Small town paralegal in the city. Once ran a law office, now being run by one. Med mal defense litigation. I think it's growing on me.

Saturday, September 25, 2010

The Trials of Trial Prep

Trial prep is stressful.

Even since before I started my new job, my office has been home to a very large case file. Because of its location, I was tasked with the organization and maintenance of the file. I became close with the file. When a paralegal or attorney would rush in looking for a pleading or deposition, I would point them to it.

I knew the relationship was too good to be true. Now this case has come up for trial, a day that seemed so far off until a few weeks ago. The case has become a monster that threatens to drown me in paper every day. It demands every second of my time at work, forgetting that I have other relationships with other cases that must be maintained as well. When I attempt to work on a pressing matter in any other case, this case acts hurt for a moment, then narrows its eyes and promises revenge. Last week I began to feel like the victim of an abusive relationship.

When I worked for the Boss, trial prep consisted of reminding him of the upcoming trial. Many of our cases fit into one redwell. Those were the larger ones.

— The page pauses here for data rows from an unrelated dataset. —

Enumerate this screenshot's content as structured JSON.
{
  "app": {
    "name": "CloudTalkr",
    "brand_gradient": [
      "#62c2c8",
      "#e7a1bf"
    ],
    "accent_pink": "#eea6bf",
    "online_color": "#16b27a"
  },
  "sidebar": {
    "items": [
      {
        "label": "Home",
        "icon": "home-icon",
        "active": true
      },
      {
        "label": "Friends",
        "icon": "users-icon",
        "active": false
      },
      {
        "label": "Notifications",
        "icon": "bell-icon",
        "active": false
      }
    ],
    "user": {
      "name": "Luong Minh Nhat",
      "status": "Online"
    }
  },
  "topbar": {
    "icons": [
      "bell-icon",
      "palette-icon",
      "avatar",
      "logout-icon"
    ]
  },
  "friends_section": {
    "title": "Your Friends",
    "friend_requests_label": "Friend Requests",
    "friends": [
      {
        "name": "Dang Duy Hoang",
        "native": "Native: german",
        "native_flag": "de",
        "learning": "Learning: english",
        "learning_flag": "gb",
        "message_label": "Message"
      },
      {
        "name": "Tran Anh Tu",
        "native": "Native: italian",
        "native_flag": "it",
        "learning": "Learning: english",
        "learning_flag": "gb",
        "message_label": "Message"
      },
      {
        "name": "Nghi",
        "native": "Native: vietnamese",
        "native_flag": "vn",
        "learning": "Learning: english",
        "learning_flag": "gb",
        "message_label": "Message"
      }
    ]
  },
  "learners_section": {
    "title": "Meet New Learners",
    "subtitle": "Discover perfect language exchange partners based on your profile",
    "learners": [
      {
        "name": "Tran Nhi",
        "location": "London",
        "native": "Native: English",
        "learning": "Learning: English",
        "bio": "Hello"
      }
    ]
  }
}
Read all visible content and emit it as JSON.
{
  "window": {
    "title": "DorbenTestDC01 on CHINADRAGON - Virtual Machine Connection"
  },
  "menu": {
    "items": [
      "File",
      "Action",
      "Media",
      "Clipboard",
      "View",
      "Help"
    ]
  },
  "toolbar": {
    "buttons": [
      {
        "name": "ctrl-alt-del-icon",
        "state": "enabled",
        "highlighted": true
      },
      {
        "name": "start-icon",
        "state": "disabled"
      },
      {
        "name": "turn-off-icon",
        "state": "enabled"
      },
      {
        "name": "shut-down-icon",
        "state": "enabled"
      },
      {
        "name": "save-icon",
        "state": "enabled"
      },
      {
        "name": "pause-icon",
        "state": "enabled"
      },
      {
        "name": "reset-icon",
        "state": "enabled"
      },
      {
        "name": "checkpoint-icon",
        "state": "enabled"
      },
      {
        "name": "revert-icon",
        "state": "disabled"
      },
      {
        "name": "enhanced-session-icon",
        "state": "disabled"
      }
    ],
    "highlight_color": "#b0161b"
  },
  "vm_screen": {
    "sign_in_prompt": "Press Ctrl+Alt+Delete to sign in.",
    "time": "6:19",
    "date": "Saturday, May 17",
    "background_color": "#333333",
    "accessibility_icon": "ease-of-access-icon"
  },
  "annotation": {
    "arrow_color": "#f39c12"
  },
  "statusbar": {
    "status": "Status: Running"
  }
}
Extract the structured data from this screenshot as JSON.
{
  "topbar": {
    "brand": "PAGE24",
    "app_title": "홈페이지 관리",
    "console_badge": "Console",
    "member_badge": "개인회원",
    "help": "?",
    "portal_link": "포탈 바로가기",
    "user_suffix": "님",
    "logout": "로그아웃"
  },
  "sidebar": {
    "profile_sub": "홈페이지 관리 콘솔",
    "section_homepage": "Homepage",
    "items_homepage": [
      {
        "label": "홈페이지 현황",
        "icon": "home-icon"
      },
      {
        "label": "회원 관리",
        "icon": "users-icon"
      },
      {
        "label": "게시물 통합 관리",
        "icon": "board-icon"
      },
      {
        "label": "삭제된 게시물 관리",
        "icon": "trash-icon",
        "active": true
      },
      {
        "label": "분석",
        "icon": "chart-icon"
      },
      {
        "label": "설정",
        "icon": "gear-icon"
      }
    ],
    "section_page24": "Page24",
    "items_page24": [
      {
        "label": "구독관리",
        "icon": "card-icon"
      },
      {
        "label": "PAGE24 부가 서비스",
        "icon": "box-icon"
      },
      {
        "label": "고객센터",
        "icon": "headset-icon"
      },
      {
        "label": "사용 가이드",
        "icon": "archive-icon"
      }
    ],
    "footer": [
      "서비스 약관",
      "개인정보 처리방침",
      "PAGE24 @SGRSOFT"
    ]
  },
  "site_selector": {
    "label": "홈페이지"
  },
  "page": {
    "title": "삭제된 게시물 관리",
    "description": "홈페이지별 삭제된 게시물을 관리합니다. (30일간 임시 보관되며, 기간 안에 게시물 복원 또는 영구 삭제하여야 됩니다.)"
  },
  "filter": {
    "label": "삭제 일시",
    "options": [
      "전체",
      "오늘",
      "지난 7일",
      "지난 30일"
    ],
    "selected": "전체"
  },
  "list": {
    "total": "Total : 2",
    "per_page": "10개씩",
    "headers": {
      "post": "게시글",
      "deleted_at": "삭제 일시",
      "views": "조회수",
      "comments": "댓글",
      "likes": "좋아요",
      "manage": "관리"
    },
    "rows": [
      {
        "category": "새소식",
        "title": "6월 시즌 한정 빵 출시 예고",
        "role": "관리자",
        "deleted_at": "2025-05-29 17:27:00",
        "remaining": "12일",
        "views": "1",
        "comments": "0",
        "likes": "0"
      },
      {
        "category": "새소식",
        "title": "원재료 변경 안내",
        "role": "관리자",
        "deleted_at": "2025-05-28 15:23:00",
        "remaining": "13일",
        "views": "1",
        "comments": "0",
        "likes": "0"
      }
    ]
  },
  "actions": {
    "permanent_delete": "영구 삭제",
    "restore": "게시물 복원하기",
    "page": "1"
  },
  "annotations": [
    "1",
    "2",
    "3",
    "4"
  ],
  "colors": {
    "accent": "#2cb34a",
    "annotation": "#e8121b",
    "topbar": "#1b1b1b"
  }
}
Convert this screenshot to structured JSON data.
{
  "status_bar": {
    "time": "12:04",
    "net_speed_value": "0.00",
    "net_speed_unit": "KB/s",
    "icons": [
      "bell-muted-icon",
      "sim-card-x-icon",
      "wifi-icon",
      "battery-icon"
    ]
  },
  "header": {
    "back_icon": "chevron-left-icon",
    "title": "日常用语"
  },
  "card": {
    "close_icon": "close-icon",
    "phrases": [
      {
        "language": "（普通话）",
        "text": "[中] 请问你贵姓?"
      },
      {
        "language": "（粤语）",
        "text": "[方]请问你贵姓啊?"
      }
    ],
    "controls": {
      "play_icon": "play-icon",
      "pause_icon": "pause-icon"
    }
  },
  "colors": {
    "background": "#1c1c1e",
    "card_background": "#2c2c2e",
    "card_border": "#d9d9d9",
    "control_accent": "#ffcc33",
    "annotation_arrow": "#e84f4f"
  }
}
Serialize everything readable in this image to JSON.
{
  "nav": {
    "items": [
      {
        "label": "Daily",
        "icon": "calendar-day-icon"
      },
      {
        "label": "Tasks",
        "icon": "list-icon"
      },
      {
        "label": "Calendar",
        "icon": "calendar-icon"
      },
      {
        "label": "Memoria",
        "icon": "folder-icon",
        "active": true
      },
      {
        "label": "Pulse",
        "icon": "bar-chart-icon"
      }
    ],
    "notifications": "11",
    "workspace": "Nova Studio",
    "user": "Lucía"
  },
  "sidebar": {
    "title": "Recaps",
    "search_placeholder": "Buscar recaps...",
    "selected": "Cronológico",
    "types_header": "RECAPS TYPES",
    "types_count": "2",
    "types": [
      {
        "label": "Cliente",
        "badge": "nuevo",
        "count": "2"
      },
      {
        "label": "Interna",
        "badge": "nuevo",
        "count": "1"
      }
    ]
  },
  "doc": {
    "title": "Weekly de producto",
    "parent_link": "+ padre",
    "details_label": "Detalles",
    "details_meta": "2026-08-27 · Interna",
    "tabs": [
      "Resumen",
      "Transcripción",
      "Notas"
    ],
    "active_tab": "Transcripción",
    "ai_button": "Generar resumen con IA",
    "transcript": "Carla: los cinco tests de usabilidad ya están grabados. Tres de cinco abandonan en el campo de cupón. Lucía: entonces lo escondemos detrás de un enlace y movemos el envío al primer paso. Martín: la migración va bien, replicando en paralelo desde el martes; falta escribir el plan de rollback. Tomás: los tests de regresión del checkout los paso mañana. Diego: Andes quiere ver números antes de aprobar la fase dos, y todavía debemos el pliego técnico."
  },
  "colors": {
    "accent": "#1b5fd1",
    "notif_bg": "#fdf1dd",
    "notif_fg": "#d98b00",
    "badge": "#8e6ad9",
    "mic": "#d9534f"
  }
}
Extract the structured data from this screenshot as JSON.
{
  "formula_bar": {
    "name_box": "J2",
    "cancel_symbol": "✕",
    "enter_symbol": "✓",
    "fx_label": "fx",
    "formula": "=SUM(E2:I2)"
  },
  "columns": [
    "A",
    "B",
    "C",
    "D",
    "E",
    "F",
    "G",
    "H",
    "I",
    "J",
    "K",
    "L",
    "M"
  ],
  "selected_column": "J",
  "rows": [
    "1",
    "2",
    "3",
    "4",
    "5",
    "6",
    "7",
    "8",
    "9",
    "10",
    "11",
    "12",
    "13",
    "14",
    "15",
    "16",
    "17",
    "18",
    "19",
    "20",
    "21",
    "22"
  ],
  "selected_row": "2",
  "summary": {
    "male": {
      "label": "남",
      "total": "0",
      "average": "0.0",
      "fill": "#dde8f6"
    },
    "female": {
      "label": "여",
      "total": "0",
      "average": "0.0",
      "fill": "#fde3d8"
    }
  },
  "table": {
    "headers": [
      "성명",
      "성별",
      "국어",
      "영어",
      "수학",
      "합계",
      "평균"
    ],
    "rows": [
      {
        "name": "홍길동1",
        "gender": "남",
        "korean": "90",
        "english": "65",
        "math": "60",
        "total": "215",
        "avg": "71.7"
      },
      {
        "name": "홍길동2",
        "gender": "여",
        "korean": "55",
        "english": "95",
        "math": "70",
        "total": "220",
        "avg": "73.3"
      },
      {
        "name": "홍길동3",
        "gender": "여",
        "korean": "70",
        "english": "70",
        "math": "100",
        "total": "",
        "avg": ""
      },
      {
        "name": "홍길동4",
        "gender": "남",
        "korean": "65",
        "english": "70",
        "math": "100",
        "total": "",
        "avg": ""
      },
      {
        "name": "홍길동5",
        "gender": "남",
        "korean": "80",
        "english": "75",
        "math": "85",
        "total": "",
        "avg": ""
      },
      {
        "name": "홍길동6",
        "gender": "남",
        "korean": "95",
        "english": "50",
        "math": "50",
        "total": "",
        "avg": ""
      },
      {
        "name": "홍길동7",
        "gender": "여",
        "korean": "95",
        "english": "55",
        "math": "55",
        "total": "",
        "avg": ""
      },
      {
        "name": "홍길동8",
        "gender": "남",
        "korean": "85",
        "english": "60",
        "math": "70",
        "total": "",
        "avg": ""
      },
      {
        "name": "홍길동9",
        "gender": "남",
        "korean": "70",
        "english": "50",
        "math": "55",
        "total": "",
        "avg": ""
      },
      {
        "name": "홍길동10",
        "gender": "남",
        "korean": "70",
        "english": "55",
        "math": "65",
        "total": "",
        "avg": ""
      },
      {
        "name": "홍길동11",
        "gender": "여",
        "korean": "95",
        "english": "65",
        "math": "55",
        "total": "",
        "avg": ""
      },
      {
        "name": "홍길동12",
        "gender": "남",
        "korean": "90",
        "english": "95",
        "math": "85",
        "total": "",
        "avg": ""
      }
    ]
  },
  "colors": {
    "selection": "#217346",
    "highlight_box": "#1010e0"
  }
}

That was before I was introduced to med mal cases, many of which last for several years before either settling or making it to trial and sucking the joy out of the lives of a few legal staff members in the process.

I jest, but it has been a stressful couple of weeks. I am a fast worker, but this level of trial prep makes me feel slow. I try to maintain an organized office, but these days I am just happy to find a trail to my door. I have been challenged with emergency binders and seemingly missing deposition exhibits. I tried and tried last week, but even during a day with absolutely no breaks, I felt as though I could barely keep up and breath at the same time.

All that being said, it's kind of fun. The demands of litigation are both vexing and enticing at the same time. I hate missing lunch, or being so worked up that I don't even get hungry, but I enjoy working so hard to meet deadlines and help the team. I enjoy the feeling of doing a job that matters.

I guess this is my introduction to the real, nitty grittiness of litigation. For a newbie, I hope I am doing well. Of course, we are all so busy that I'm not sure anyone has time to tell me if I've made mistakes or not.

So until everything slows down a little bit, I rely on the advice of a very kind associate at my firm. She noticed how stressed I was the other day and how my eyes looked kind of glazed over with computer screen glare and reminded me of one unfailing truth: "The most you can do is your best, Mel. That's all any of us can do."

And she is correct. In careers, in relationships, in life in general, the most we can do is our best. So I survived the week and lived to endure the inevitable time crunches that the next week will bring. Here's hoping that I patch things up with the file on Monday so that it will be more inclined to work with me, rather than against me.

1 comment:

  1. Oh, how I can relate. I am in the middle of trial prep myself and no matter how many years you do it, med mal trial prep is a beast. I say I dread trial prep, which I do to a degree, but I also enjoy the challenge and fast pace. Hang in there, you'll have that file eating out of the palm of your hand in no time!